§ **RECORDS TO PROCESS**:
====
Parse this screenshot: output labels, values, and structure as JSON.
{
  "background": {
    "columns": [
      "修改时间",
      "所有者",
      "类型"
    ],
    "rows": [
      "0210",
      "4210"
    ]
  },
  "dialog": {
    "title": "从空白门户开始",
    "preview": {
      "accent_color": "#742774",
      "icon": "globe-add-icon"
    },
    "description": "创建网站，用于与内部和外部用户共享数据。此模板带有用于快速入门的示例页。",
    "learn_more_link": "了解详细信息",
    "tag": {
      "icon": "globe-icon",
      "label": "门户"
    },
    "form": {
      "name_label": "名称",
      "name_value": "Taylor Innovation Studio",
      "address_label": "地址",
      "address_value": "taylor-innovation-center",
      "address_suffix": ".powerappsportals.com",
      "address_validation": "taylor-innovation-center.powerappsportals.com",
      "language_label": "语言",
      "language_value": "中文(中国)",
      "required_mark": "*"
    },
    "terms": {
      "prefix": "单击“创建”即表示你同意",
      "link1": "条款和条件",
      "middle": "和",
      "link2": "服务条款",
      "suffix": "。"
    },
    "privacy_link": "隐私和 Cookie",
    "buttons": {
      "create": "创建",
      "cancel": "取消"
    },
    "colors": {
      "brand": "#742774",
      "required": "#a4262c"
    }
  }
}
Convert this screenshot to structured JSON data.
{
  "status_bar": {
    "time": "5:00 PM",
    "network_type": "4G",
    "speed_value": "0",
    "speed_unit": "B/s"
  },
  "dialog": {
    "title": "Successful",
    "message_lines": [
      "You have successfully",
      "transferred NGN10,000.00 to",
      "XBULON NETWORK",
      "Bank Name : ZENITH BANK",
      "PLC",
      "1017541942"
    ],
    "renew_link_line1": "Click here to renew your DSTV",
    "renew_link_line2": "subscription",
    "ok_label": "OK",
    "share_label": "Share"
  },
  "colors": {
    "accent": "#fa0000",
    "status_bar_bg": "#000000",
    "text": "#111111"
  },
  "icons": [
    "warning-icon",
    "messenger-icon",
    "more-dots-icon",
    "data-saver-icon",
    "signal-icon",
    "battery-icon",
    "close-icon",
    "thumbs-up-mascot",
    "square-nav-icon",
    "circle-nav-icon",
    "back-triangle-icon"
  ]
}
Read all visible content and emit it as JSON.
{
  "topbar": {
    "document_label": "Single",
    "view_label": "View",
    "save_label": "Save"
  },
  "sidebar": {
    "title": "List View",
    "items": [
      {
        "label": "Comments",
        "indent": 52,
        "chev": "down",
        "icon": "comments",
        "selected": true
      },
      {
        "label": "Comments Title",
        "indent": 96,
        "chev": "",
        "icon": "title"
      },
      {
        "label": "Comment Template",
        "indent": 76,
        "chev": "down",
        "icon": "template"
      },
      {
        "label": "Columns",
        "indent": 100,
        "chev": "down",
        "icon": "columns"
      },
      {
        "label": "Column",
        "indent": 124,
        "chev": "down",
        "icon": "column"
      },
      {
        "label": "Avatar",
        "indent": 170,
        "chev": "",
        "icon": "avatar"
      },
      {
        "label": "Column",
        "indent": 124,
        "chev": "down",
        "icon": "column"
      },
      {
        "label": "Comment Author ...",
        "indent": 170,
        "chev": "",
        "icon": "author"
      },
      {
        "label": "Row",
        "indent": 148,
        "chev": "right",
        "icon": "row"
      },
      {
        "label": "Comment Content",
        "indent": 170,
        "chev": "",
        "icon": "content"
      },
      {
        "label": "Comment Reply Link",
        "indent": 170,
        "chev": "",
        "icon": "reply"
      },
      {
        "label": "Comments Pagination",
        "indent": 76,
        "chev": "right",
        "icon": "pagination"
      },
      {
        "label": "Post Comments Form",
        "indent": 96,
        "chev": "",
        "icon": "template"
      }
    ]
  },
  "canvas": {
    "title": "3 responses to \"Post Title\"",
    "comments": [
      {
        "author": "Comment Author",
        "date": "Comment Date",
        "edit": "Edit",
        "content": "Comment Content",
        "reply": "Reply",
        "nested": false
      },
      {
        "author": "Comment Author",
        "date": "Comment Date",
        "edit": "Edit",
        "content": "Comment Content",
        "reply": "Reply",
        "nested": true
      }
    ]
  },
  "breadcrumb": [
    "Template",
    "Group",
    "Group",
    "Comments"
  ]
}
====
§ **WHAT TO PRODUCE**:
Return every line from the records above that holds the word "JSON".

§ **PROBLEM SOLUTION**:
Parse this screenshot: output labels, values, and structure as JSON.
Convert this screenshot to structured JSON data.
Read all visible content and emit it as JSON.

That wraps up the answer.